Posted Jul 13, 2010 12:43 pm CDT
Cohen & Slamowitz has only 14 lawyers on staff, but it manages to file about 80,000 lawsuits a year.
The Woodbury, N.Y., firm files debt collection suits, and it uses computer software to help prepare its cases, the New York Times reports. It also hires outside lawyers to appear in court on a per diem basis and has on staff 30 to 40 paralegals and secretaries, as well as about 60 people trying to collect debts, firm partner David Cohen said in a 2009 deposition.
One software program used by law firms, Collection-Master, can generate collection letters, summonses and lawsuits, according to the story. The plaintiffs are often debt buyers who purchased the right to collect debt from credit card companies for as little as 5 cents or less on the dollar. The debt buyers send their databases of consumers in default to law firms, which then feed the information into their software programs.
In a Times interview, Richard Rubin, a New Mexico lawyer who represents consumers in debt collection cases, criticizes the automated suits as “the factory approach to practicing law.” Other critics say the suits are sometimes based on inaccurate or insufficient information, and the huge numbers of cases are straining the court system.
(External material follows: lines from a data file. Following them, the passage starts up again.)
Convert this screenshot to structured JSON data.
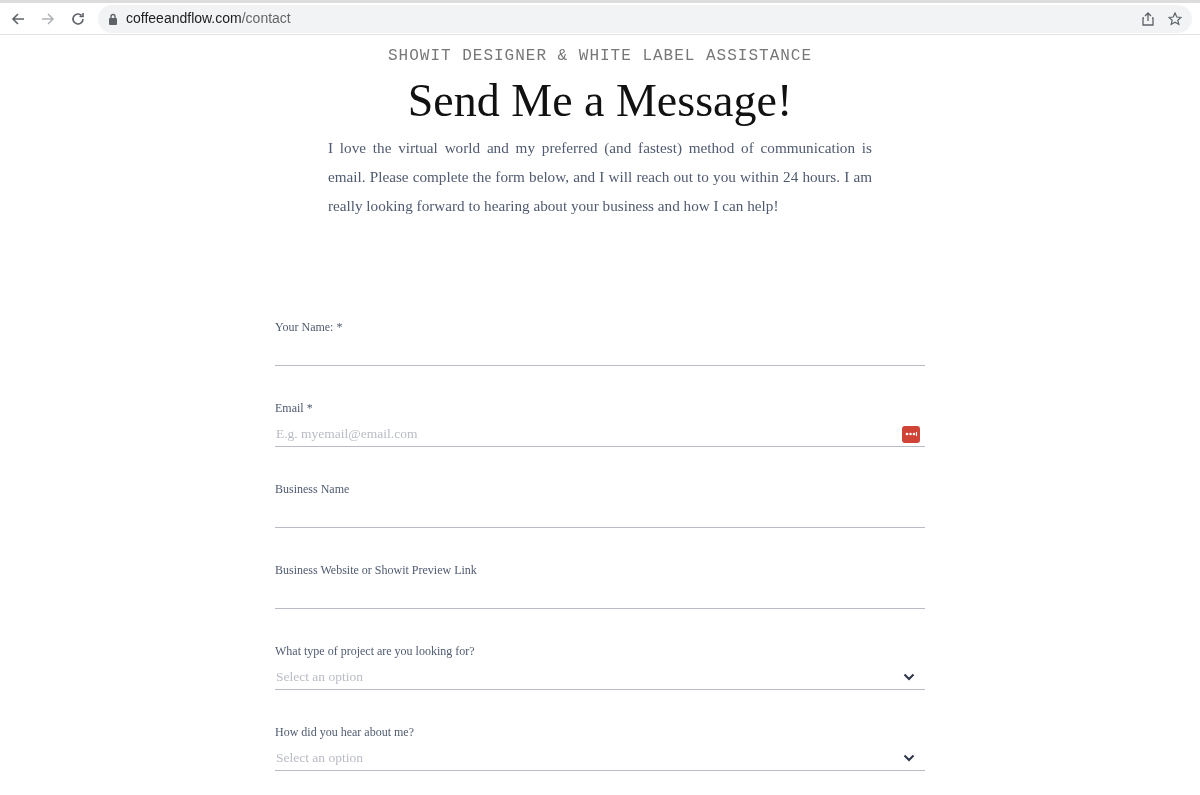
{
  "browser": {
    "url_domain": "coffeeandflow.com",
    "url_path": "/contact"
  },
  "page": {
    "eyebrow": "SHOWIT DESIGNER & WHITE LABEL ASSISTANCE",
    "heading": "Send Me a Message!",
    "intro": "I love the virtual world and my preferred (and fastest) method of communication is email. Please complete the form below, and I will reach out to you within 24 hours. I am really looking forward to hearing about your business and how I can help!"
  },
  "form": {
    "fields": [
      {
        "kind": "text",
        "label": "Your Name: *"
      },
      {
        "kind": "text",
        "label": "Email *",
        "placeholder": "E.g. myemail@email.com",
        "autofill_icon": true
      },
      {
        "kind": "text",
        "label": "Business Name"
      },
      {
        "kind": "text",
        "label": "Business Website or Showit Preview Link"
      },
      {
        "kind": "select",
        "label": "What type of project are you looking for?",
        "placeholder": "Select an option"
      },
      {
        "kind": "select",
        "label": "How did you hear about me?",
        "placeholder": "Select an option"
      }
    ]
  }
}
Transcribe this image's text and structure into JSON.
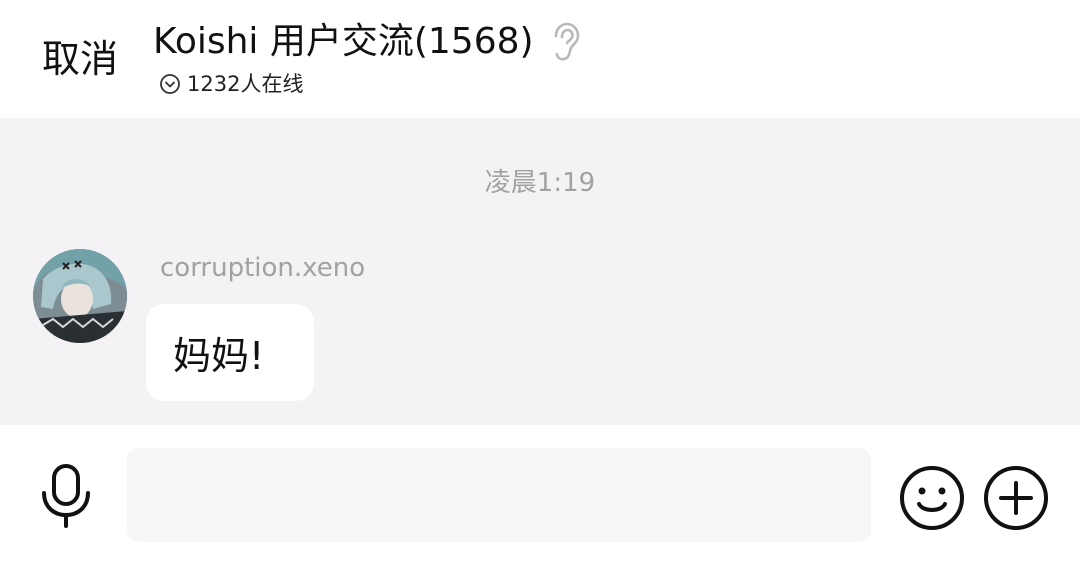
{
  "header": {
    "cancel_label": "取消",
    "title": "Koishi 用户交流(1568)",
    "title_icon": "ear-icon",
    "online_icon": "chevron-circle-down-icon",
    "online_text": "1232人在线"
  },
  "chat": {
    "background_color": "#f4f2f4",
    "timestamp": "凌晨1:19",
    "messages": [
      {
        "sender": "corruption.xeno",
        "text": "妈妈!",
        "avatar": "anime-avatar"
      }
    ]
  },
  "input_bar": {
    "voice_icon": "microphone-icon",
    "message_placeholder": "",
    "emoji_icon": "smiley-icon",
    "more_icon": "plus-circle-icon"
  }
}
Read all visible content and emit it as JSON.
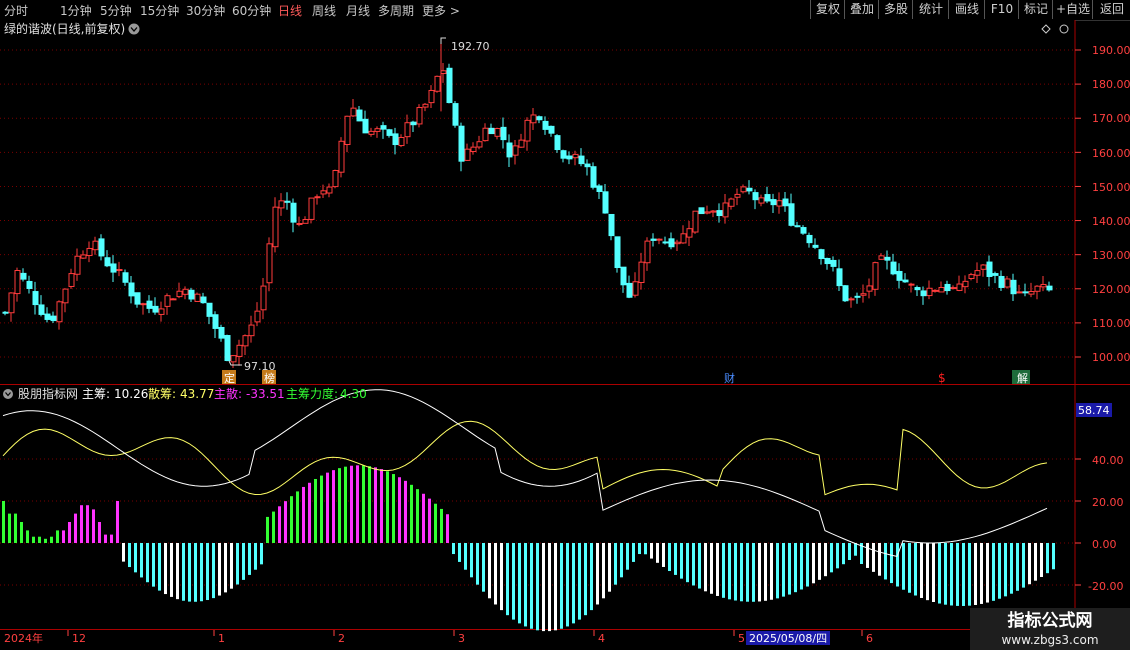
{
  "toolbar": {
    "tabs": [
      "分时",
      "1分钟",
      "5分钟",
      "15分钟",
      "30分钟",
      "60分钟",
      "日线",
      "周线",
      "月线",
      "多周期",
      "更多 >"
    ],
    "active_tab": "日线",
    "right_buttons": [
      "复权",
      "叠加",
      "多股",
      "统计",
      "画线",
      "F10",
      "标记",
      "+自选",
      "返回"
    ]
  },
  "main_panel": {
    "title": "绿的谐波(日线,前复权)",
    "high_label": "192.70",
    "low_label": "97.10",
    "price_axis": [
      "190.00",
      "180.00",
      "170.00",
      "160.00",
      "150.00",
      "140.00",
      "130.00",
      "120.00",
      "110.00",
      "100.00"
    ],
    "markers": [
      "定",
      "榜",
      "财",
      "$",
      "解"
    ]
  },
  "indicator_panel": {
    "name": "股朋指标网",
    "zhu_chou_label": "主筹:",
    "zhu_chou_value": "10.26",
    "san_chou_label": "散筹:",
    "san_chou_value": "43.77",
    "zhu_san_label": "主散:",
    "zhu_san_value": "-33.51",
    "li_du_label": "主筹力度:",
    "li_du_value": "4.30",
    "axis_labels": [
      "40.00",
      "20.00",
      "0.00",
      "-20.00"
    ],
    "current_value_badge": "58.74"
  },
  "time_axis": {
    "labels": [
      "2024年",
      "12",
      "1",
      "2",
      "3",
      "4",
      "5",
      "6"
    ],
    "cursor_date": "2025/05/08/四"
  },
  "watermark": {
    "line1": "指标公式网",
    "line2": "www.zbgs3.com"
  },
  "colors": {
    "up": "#ff3c3c",
    "down": "#54ffff",
    "yellow_line": "#ffff66",
    "white_line": "#ffffff",
    "magenta_bar": "#ff33ff",
    "green_bar": "#33ff33",
    "grid": "#7a0000"
  }
}
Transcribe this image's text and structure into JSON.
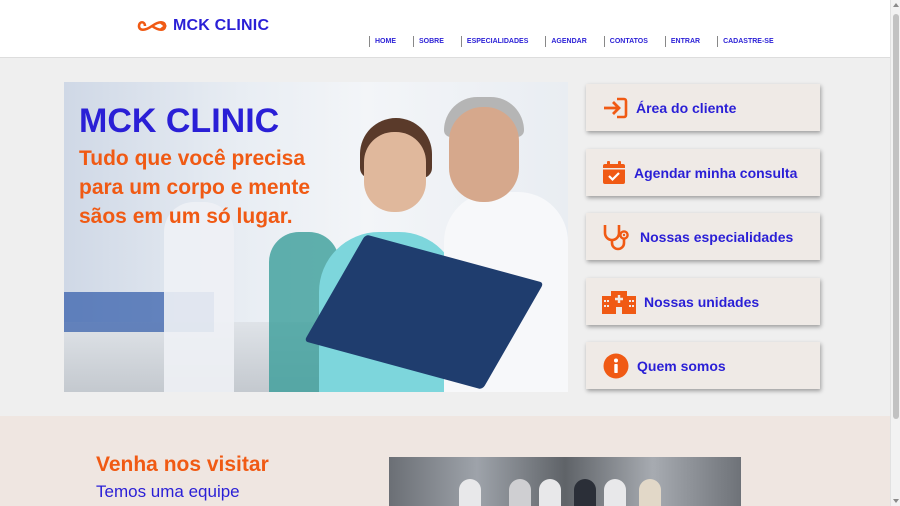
{
  "brand": {
    "name": "MCK CLINIC",
    "accent": "#f05a14",
    "primary": "#2a1fd6",
    "logo_icon": "infinity-icon"
  },
  "nav": {
    "items": [
      {
        "label": "HOME"
      },
      {
        "label": "SOBRE"
      },
      {
        "label": "ESPECIALIDADES"
      },
      {
        "label": "AGENDAR"
      },
      {
        "label": "CONTATOS"
      },
      {
        "label": "ENTRAR"
      },
      {
        "label": "CADASTRE-SE"
      }
    ]
  },
  "hero": {
    "title": "MCK CLINIC",
    "tagline": "Tudo que você precisa para um corpo e mente sãos em um só lugar."
  },
  "cards": [
    {
      "label": "Área do cliente",
      "icon": "sign-in-icon"
    },
    {
      "label": "Agendar minha consulta",
      "icon": "calendar-check-icon"
    },
    {
      "label": "Nossas especialidades",
      "icon": "stethoscope-icon"
    },
    {
      "label": "Nossas unidades",
      "icon": "hospital-icon"
    },
    {
      "label": "Quem somos",
      "icon": "info-circle-icon"
    }
  ],
  "visit": {
    "title": "Venha nos visitar",
    "text": "Temos uma equipe"
  }
}
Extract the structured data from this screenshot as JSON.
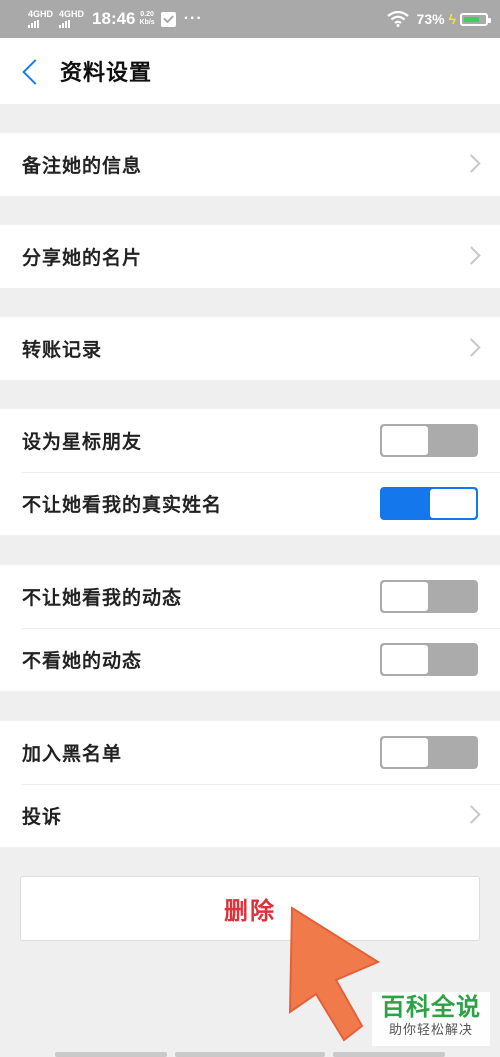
{
  "status_bar": {
    "network_1": "4GHD",
    "network_2": "4GHD",
    "time": "18:46",
    "speed_value": "0.20",
    "speed_unit": "Kb/s",
    "more": "···",
    "battery_percent": "73%",
    "wifi_icon": "wifi-icon",
    "battery_level": 0.73,
    "battery_color": "#39d353"
  },
  "nav": {
    "back_icon": "chevron-left-icon",
    "title": "资料设置"
  },
  "groups": [
    {
      "items": [
        {
          "label": "备注她的信息",
          "control": "chevron"
        }
      ]
    },
    {
      "items": [
        {
          "label": "分享她的名片",
          "control": "chevron"
        }
      ]
    },
    {
      "items": [
        {
          "label": "转账记录",
          "control": "chevron"
        }
      ]
    },
    {
      "items": [
        {
          "label": "设为星标朋友",
          "control": "toggle",
          "on": false
        },
        {
          "label": "不让她看我的真实姓名",
          "control": "toggle",
          "on": true
        }
      ]
    },
    {
      "items": [
        {
          "label": "不让她看我的动态",
          "control": "toggle",
          "on": false
        },
        {
          "label": "不看她的动态",
          "control": "toggle",
          "on": false
        }
      ]
    },
    {
      "items": [
        {
          "label": "加入黑名单",
          "control": "toggle",
          "on": false
        },
        {
          "label": "投诉",
          "control": "chevron"
        }
      ]
    }
  ],
  "delete_button": {
    "label": "删除",
    "color": "#e0303a"
  },
  "colors": {
    "accent": "#1577ec",
    "toggle_off": "#ababab",
    "arrow": "#f07a4a"
  },
  "watermark": {
    "title": "百科全说",
    "subtitle": "助你轻松解决"
  }
}
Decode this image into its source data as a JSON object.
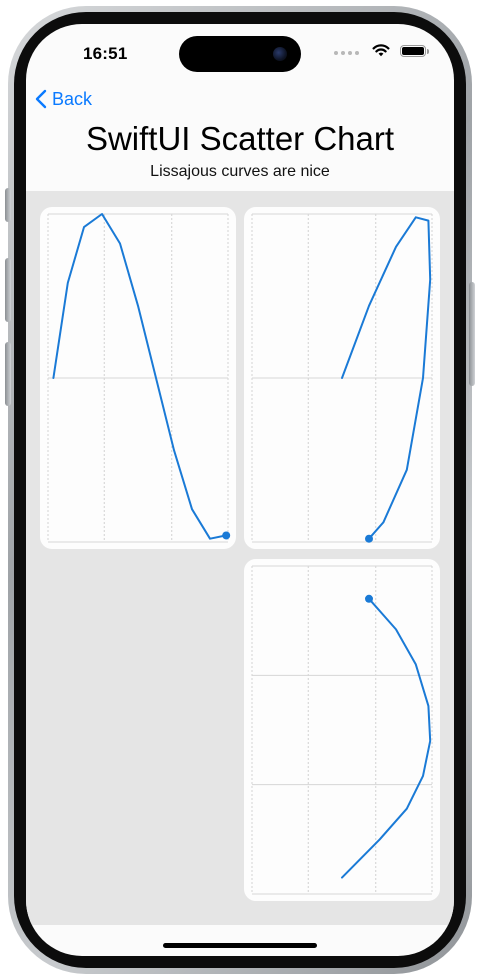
{
  "status_bar": {
    "time": "16:51",
    "icons": [
      "cellular-signal-icon",
      "wifi-icon",
      "battery-icon"
    ]
  },
  "nav": {
    "back_label": "Back",
    "back_icon": "chevron-left-icon"
  },
  "header": {
    "title": "SwiftUI Scatter Chart",
    "subtitle": "Lissajous curves are nice"
  },
  "colors": {
    "accent": "#0a7aff",
    "curve": "#1a7ad6",
    "background": "#e5e5e5",
    "card": "#fdfdfd"
  },
  "chart_data": [
    {
      "type": "line",
      "title": "",
      "xlabel": "",
      "ylabel": "",
      "xlim": [
        -1,
        1
      ],
      "ylim": [
        -1,
        1
      ],
      "grid": true,
      "series": [
        {
          "x": [
            -0.94,
            -0.78,
            -0.6,
            -0.4,
            -0.2,
            0.0,
            0.2,
            0.4,
            0.6,
            0.8,
            0.98
          ],
          "y": [
            0.0,
            0.58,
            0.92,
            1.0,
            0.82,
            0.44,
            0.0,
            -0.44,
            -0.8,
            -0.98,
            -0.96
          ]
        }
      ]
    },
    {
      "type": "line",
      "title": "",
      "xlabel": "",
      "ylabel": "",
      "xlim": [
        -1,
        1
      ],
      "ylim": [
        -1,
        1
      ],
      "grid": true,
      "series": [
        {
          "x": [
            0.0,
            0.3,
            0.6,
            0.82,
            0.96,
            0.98,
            0.9,
            0.72,
            0.46,
            0.3
          ],
          "y": [
            0.0,
            0.44,
            0.8,
            0.98,
            0.96,
            0.6,
            0.0,
            -0.56,
            -0.88,
            -0.98
          ]
        }
      ]
    },
    {
      "type": "line",
      "title": "",
      "xlabel": "",
      "ylabel": "",
      "xlim": [
        -1,
        1
      ],
      "ylim": [
        -1.5,
        1.5
      ],
      "grid": true,
      "series": [
        {
          "x": [
            0.3,
            0.6,
            0.82,
            0.96,
            0.98,
            0.9,
            0.72,
            0.42,
            0.0
          ],
          "y": [
            1.2,
            0.92,
            0.6,
            0.22,
            -0.1,
            -0.42,
            -0.72,
            -1.0,
            -1.35
          ]
        }
      ]
    }
  ]
}
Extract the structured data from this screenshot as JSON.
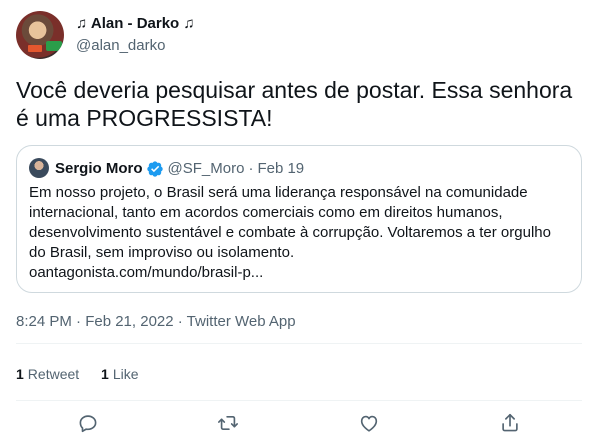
{
  "tweet": {
    "author_name": "♫ Alan - Darko ♫",
    "author_handle": "@alan_darko",
    "text": "Você deveria pesquisar antes de postar. Essa senhora é uma PROGRESSISTA!",
    "timestamp": "8:24 PM · Feb 21, 2022 · Twitter Web App"
  },
  "quote": {
    "author_name": "Sergio Moro",
    "author_handle": "@SF_Moro",
    "separator": "·",
    "date": "Feb 19",
    "text": "Em nosso projeto, o Brasil será uma liderança responsável na comunidade internacional, tanto em acordos comerciais como em direitos humanos, desenvolvimento sustentável e combate à corrupção. Voltaremos a ter orgulho do Brasil, sem improviso ou isolamento.",
    "link": "oantagonista.com/mundo/brasil-p..."
  },
  "stats": {
    "retweets_count": "1",
    "retweets_label": "Retweet",
    "likes_count": "1",
    "likes_label": "Like"
  },
  "actions": [
    "reply-icon",
    "retweet-icon",
    "like-icon",
    "share-icon"
  ],
  "colors": {
    "text": "#0f1419",
    "secondary": "#536471",
    "border": "#cfd9de",
    "verified": "#1d9bf0"
  }
}
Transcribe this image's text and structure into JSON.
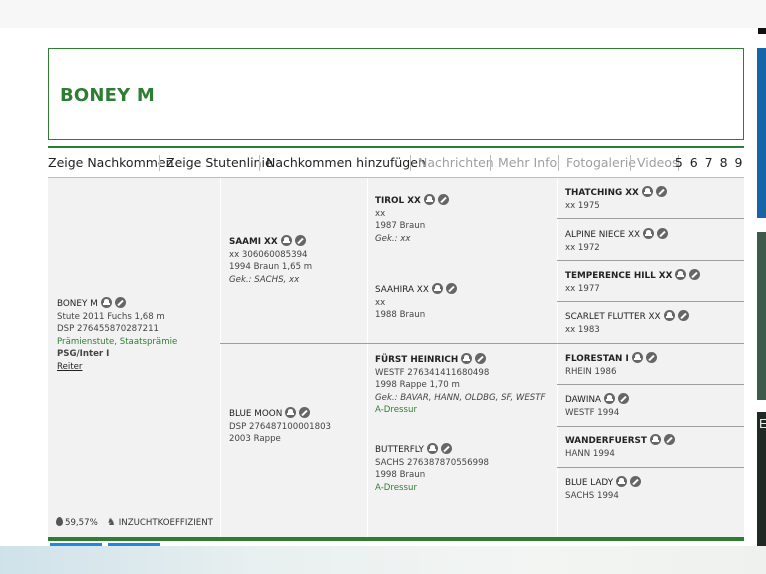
{
  "horse": {
    "title": "BONEY M"
  },
  "nav": {
    "items": [
      {
        "label": "Zeige Nachkommen"
      },
      {
        "label": "Zeige Stutenlinie"
      },
      {
        "label": "Nachkommen hinzufügen"
      },
      {
        "label": "Nachrichten"
      },
      {
        "label": "Mehr Info"
      },
      {
        "label": "Fotogalerie"
      },
      {
        "label": "Videos"
      }
    ],
    "pages": "5 6 7 8 9"
  },
  "pedigree": {
    "subject": {
      "name": "BONEY M",
      "line1": "Stute 2011 Fuchs 1,68 m",
      "line2": "DSP 276455870287211",
      "awards": "Prämienstute, Staatsprämie",
      "discipline": "PSG/Inter I",
      "link": "Reiter"
    },
    "sire": {
      "name": "SAAMI XX",
      "line1": "xx 306060085394",
      "line2": "1994 Braun 1,65 m",
      "line3": "Gek.: SACHS, xx"
    },
    "dam": {
      "name": "BLUE MOON",
      "line1": "DSP 276487100001803",
      "line2": "2003 Rappe"
    },
    "sire_sire": {
      "name": "TIROL XX",
      "line1": "xx",
      "line2": "1987 Braun",
      "line3": "Gek.: xx"
    },
    "sire_dam": {
      "name": "SAAHIRA XX",
      "line1": "xx",
      "line2": "1988 Braun"
    },
    "dam_sire": {
      "name": "FÜRST HEINRICH",
      "line1": "WESTF 276341411680498",
      "line2": "1998 Rappe 1,70 m",
      "line3": "Gek.: BAVAR, HANN, OLDBG, SF, WESTF",
      "line4": "A-Dressur"
    },
    "dam_dam": {
      "name": "BUTTERFLY",
      "line1": "SACHS 276387870556998",
      "line2": "1998 Braun",
      "line3": "A-Dressur"
    },
    "gen3": [
      {
        "name": "THATCHING XX",
        "info": "xx 1975"
      },
      {
        "name": "ALPINE NIECE XX",
        "info": "xx 1972"
      },
      {
        "name": "TEMPERENCE HILL XX",
        "info": "xx 1977"
      },
      {
        "name": "SCARLET FLUTTER XX",
        "info": "xx 1983"
      },
      {
        "name": "FLORESTAN I",
        "info": "RHEIN 1986"
      },
      {
        "name": "DAWINA",
        "info": "WESTF 1994"
      },
      {
        "name": "WANDERFUERST",
        "info": "HANN 1994"
      },
      {
        "name": "BLUE LADY",
        "info": "SACHS 1994"
      }
    ]
  },
  "stats": {
    "percent": "59,57%",
    "inbreeding_label": "INZUCHTKOEFFIZIENT"
  },
  "side": {
    "letter": "E"
  },
  "icons": {
    "family": "family-tree-icon",
    "edit": "pencil-icon",
    "drop": "drop-icon",
    "horse": "horse-icon"
  },
  "colors": {
    "accent": "#2e7d32",
    "muted": "#9e9e9e",
    "panel": "#f2f2f2"
  }
}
The Federal Trade Commission issued a report on the debt collection system Monday that calls on states to require more information about debts in the lawsuits, according to a press release. The FTC also says states should take steps to make it less likely that collectors will sue after the statute of limitations has run.